TASK REQUIREMENTS: Pick out all lines of the entries that include the word "this" and copy them.

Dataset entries
■ ■ ■ ■

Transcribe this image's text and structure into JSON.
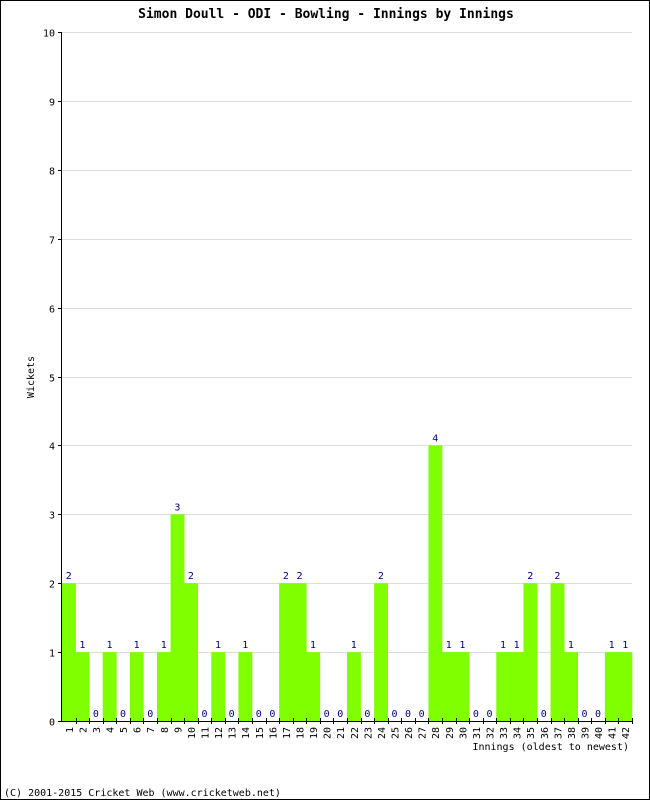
{
  "chart_data": {
    "type": "bar",
    "title": "Simon Doull - ODI - Bowling - Innings by Innings",
    "xlabel": "Innings (oldest to newest)",
    "ylabel": "Wickets",
    "ylim": [
      0,
      10
    ],
    "yticks": [
      "0",
      "1",
      "2",
      "3",
      "4",
      "5",
      "6",
      "7",
      "8",
      "9",
      "10"
    ],
    "grid": true,
    "categories": [
      "1",
      "2",
      "3",
      "4",
      "5",
      "6",
      "7",
      "8",
      "9",
      "10",
      "11",
      "12",
      "13",
      "14",
      "15",
      "16",
      "17",
      "18",
      "19",
      "20",
      "21",
      "22",
      "23",
      "24",
      "25",
      "26",
      "27",
      "28",
      "29",
      "30",
      "31",
      "32",
      "33",
      "34",
      "35",
      "36",
      "37",
      "38",
      "39",
      "40",
      "41",
      "42"
    ],
    "values": [
      2,
      1,
      0,
      1,
      0,
      1,
      0,
      1,
      3,
      2,
      0,
      1,
      0,
      1,
      0,
      0,
      2,
      2,
      1,
      0,
      0,
      1,
      0,
      2,
      0,
      0,
      0,
      4,
      1,
      1,
      0,
      0,
      1,
      1,
      2,
      0,
      2,
      1,
      0,
      0,
      1,
      1
    ],
    "bar_color": "#80ff00",
    "label_color": "#000080",
    "grid_color": "#dddddd"
  },
  "footer": "(C) 2001-2015 Cricket Web (www.cricketweb.net)"
}
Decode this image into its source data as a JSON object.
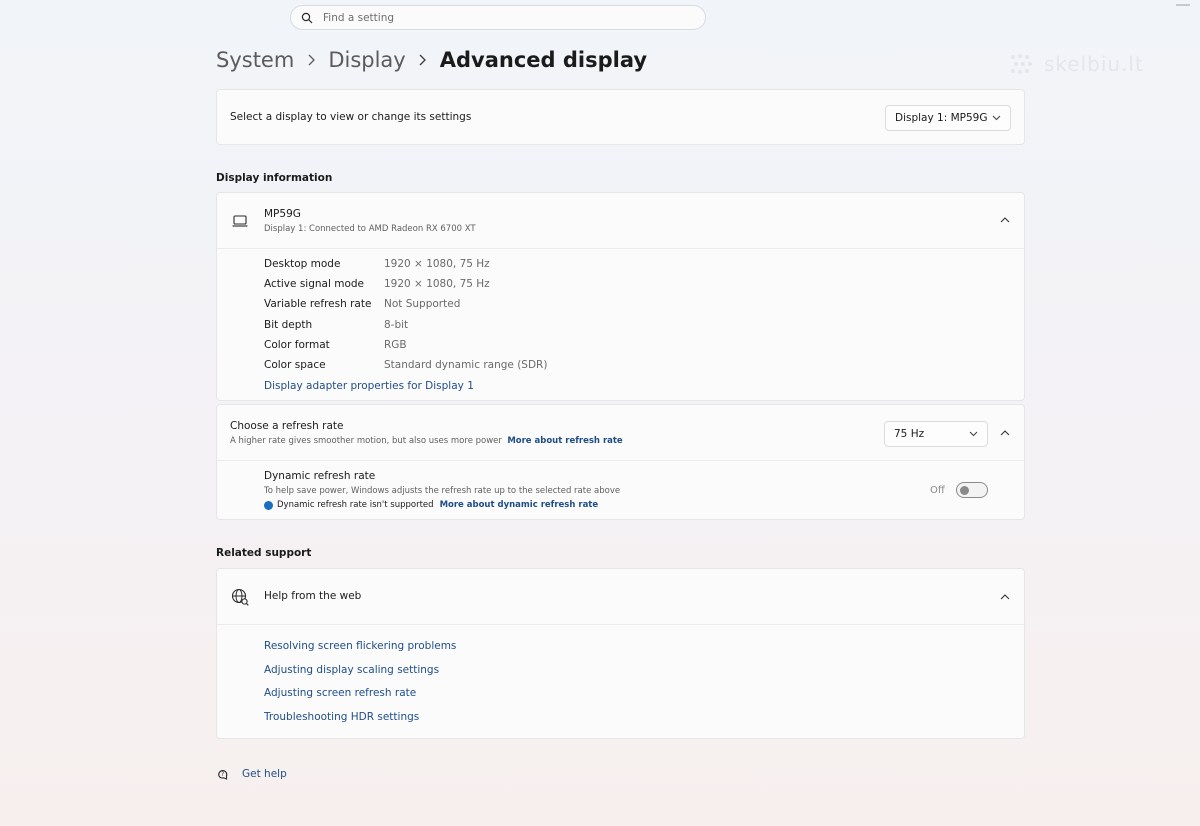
{
  "search": {
    "placeholder": "Find a setting"
  },
  "breadcrumb": {
    "items": [
      "System",
      "Display"
    ],
    "current": "Advanced display"
  },
  "watermark": {
    "text": "skelbiu.lt"
  },
  "select_display": {
    "label": "Select a display to view or change its settings",
    "selected": "Display 1: MP59G"
  },
  "display_information": {
    "section_title": "Display information",
    "monitor_name": "MP59G",
    "monitor_sub": "Display 1: Connected to AMD Radeon RX 6700 XT",
    "rows": [
      {
        "key": "Desktop mode",
        "value": "1920 × 1080, 75 Hz"
      },
      {
        "key": "Active signal mode",
        "value": "1920 × 1080, 75 Hz"
      },
      {
        "key": "Variable refresh rate",
        "value": "Not Supported"
      },
      {
        "key": "Bit depth",
        "value": "8-bit"
      },
      {
        "key": "Color format",
        "value": "RGB"
      },
      {
        "key": "Color space",
        "value": "Standard dynamic range (SDR)"
      }
    ],
    "adapter_link": "Display adapter properties for Display 1"
  },
  "refresh_rate": {
    "title": "Choose a refresh rate",
    "description": "A higher rate gives smoother motion, but also uses more power",
    "more_link": "More about refresh rate",
    "selected": "75 Hz",
    "dynamic": {
      "title": "Dynamic refresh rate",
      "description": "To help save power, Windows adjusts the refresh rate up to the selected rate above",
      "not_supported": "Dynamic refresh rate isn't supported",
      "more_link": "More about dynamic refresh rate",
      "toggle_state": "Off"
    }
  },
  "related_support": {
    "section_title": "Related support",
    "help_title": "Help from the web",
    "links": [
      "Resolving screen flickering problems",
      "Adjusting display scaling settings",
      "Adjusting screen refresh rate",
      "Troubleshooting HDR settings"
    ]
  },
  "get_help": {
    "label": "Get help"
  },
  "colors": {
    "accent": "#1a6fc1",
    "link": "#1f4d88"
  }
}
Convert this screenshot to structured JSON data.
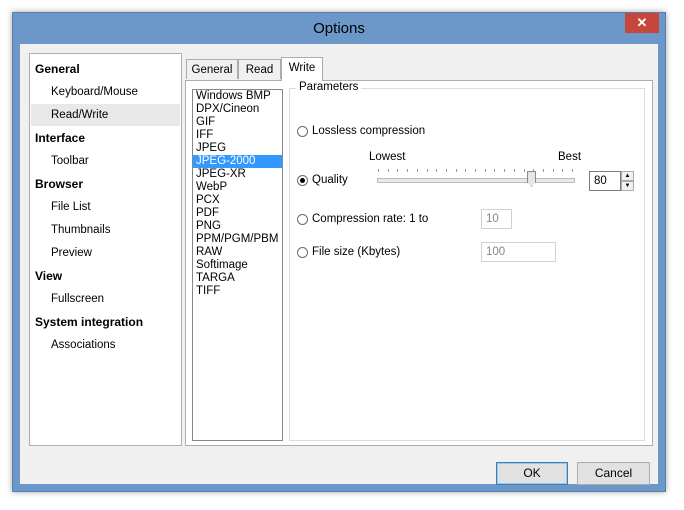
{
  "window": {
    "title": "Options",
    "close_label": "✕"
  },
  "nav": {
    "general": "General",
    "keyboard_mouse": "Keyboard/Mouse",
    "read_write": "Read/Write",
    "interface": "Interface",
    "toolbar": "Toolbar",
    "browser": "Browser",
    "file_list": "File List",
    "thumbnails": "Thumbnails",
    "preview": "Preview",
    "view": "View",
    "fullscreen": "Fullscreen",
    "system_integration": "System integration",
    "associations": "Associations"
  },
  "tabs": {
    "general": "General",
    "read": "Read",
    "write": "Write"
  },
  "formats": [
    "Windows BMP",
    "DPX/Cineon",
    "GIF",
    "IFF",
    "JPEG",
    "JPEG-2000",
    "JPEG-XR",
    "WebP",
    "PCX",
    "PDF",
    "PNG",
    "PPM/PGM/PBM",
    "RAW",
    "Softimage",
    "TARGA",
    "TIFF"
  ],
  "selected_format": "JPEG-2000",
  "parameters": {
    "label": "Parameters",
    "lossless": "Lossless compression",
    "quality": "Quality",
    "lowest": "Lowest",
    "best": "Best",
    "quality_value": "80",
    "compression_rate": "Compression rate: 1 to",
    "compression_value": "10",
    "file_size": "File size (Kbytes)",
    "file_size_value": "100"
  },
  "buttons": {
    "ok": "OK",
    "cancel": "Cancel"
  }
}
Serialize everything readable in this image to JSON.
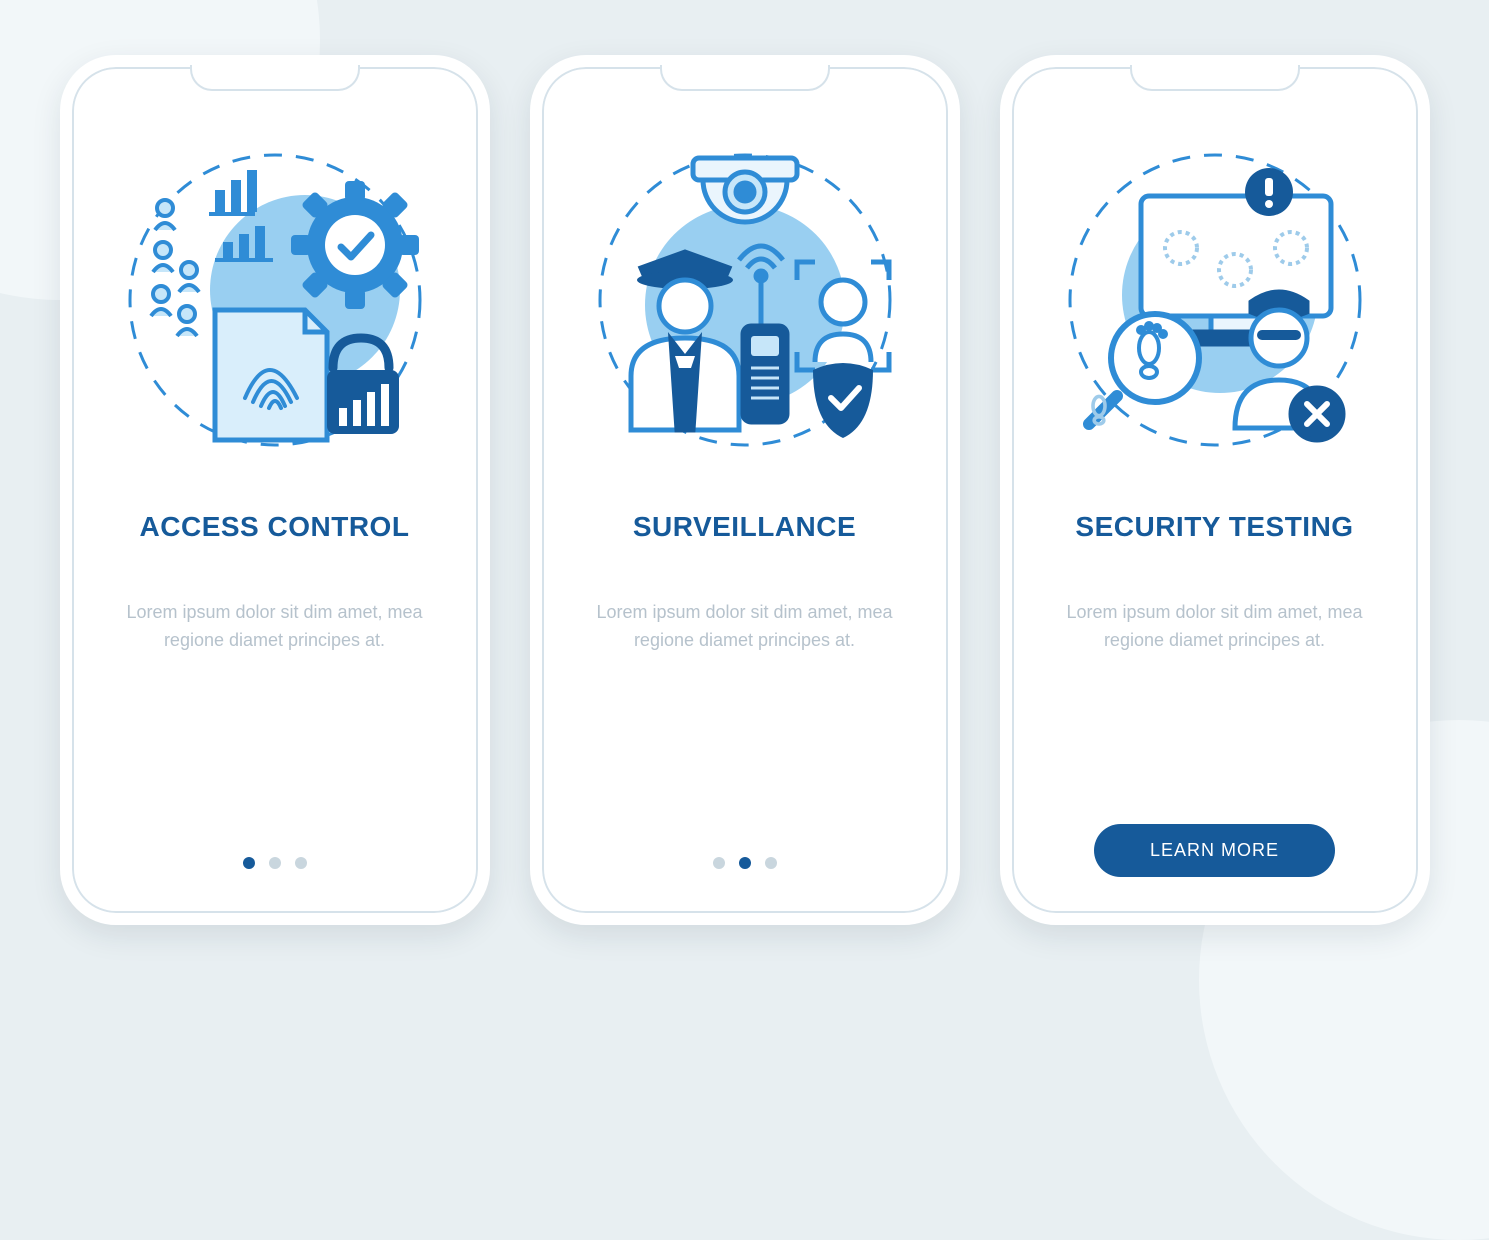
{
  "colors": {
    "primary": "#165a9a",
    "accent": "#2f8cd6",
    "fillLight": "#99cff1",
    "bg": "#e8eff2",
    "textMuted": "#b6c2cc"
  },
  "screens": [
    {
      "title": "ACCESS CONTROL",
      "description": "Lorem ipsum dolor sit dim amet, mea regione diamet principes at.",
      "indicator": {
        "count": 3,
        "active": 0
      },
      "cta": null,
      "illustration": "access-control-illustration",
      "illustration_elements": [
        "fingerprint-icon",
        "padlock-icon",
        "gear-check-icon",
        "people-bars-icon"
      ]
    },
    {
      "title": "SURVEILLANCE",
      "description": "Lorem ipsum dolor sit dim amet, mea regione diamet principes at.",
      "indicator": {
        "count": 3,
        "active": 1
      },
      "cta": null,
      "illustration": "surveillance-illustration",
      "illustration_elements": [
        "dome-camera-icon",
        "guard-icon",
        "radio-icon",
        "shield-check-icon",
        "face-scan-icon"
      ]
    },
    {
      "title": "SECURITY TESTING",
      "description": "Lorem ipsum dolor sit dim amet, mea regione diamet principes at.",
      "indicator": null,
      "cta": "LEARN MORE",
      "illustration": "security-testing-illustration",
      "illustration_elements": [
        "monitor-gears-icon",
        "alert-icon",
        "magnifier-footprint-icon",
        "intruder-x-icon"
      ]
    }
  ]
}
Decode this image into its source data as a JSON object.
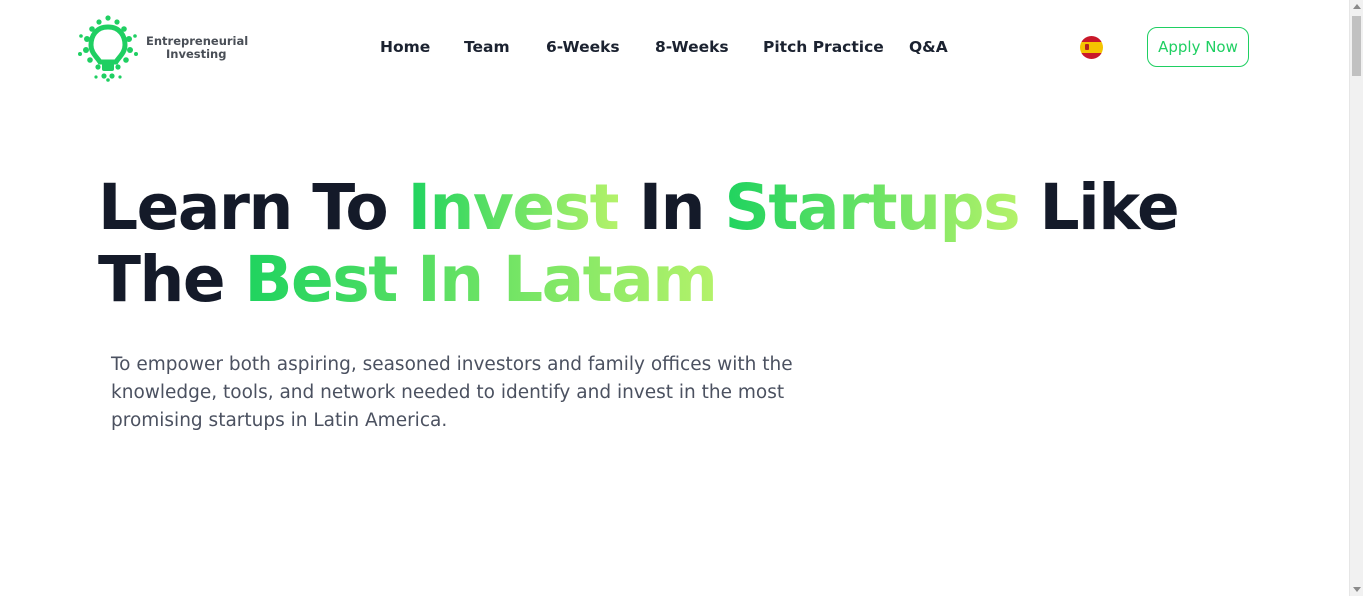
{
  "logo": {
    "line1": "Entrepreneurial",
    "line2": "Investing",
    "icon": "lightbulb-dots-logo",
    "color": "#1fcf62"
  },
  "nav": {
    "items": [
      {
        "label": "Home"
      },
      {
        "label": "Team"
      },
      {
        "label": "6-Weeks"
      },
      {
        "label": "8-Weeks"
      },
      {
        "label": "Pitch Practice"
      },
      {
        "label": "Q&A"
      }
    ]
  },
  "language": {
    "icon": "spain-flag-icon"
  },
  "cta": {
    "apply_label": "Apply Now",
    "color": "#1fcf62"
  },
  "hero": {
    "title": {
      "w1": "Learn To",
      "w2": "Invest",
      "w3": "In",
      "w4": "Startups",
      "w5": "Like",
      "w6": "The",
      "w7": "Best In Latam"
    },
    "subtitle": "To empower both aspiring, seasoned investors and family offices with the knowledge, tools, and network needed to identify and invest in the most promising startups in Latin America.",
    "colors": {
      "dark": "#141a29",
      "gradient_start": "#1fd35f",
      "gradient_end": "#b4f26a"
    }
  }
}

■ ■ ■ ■

YOUR RESPONSE:
Transcribe this image's text and structure into JSON.
Decode this image into its source data as a JSON object.
Convert this screenshot to structured JSON data.
Serialize everything readable in this image to JSON.
Decode this image into its source data as a JSON object.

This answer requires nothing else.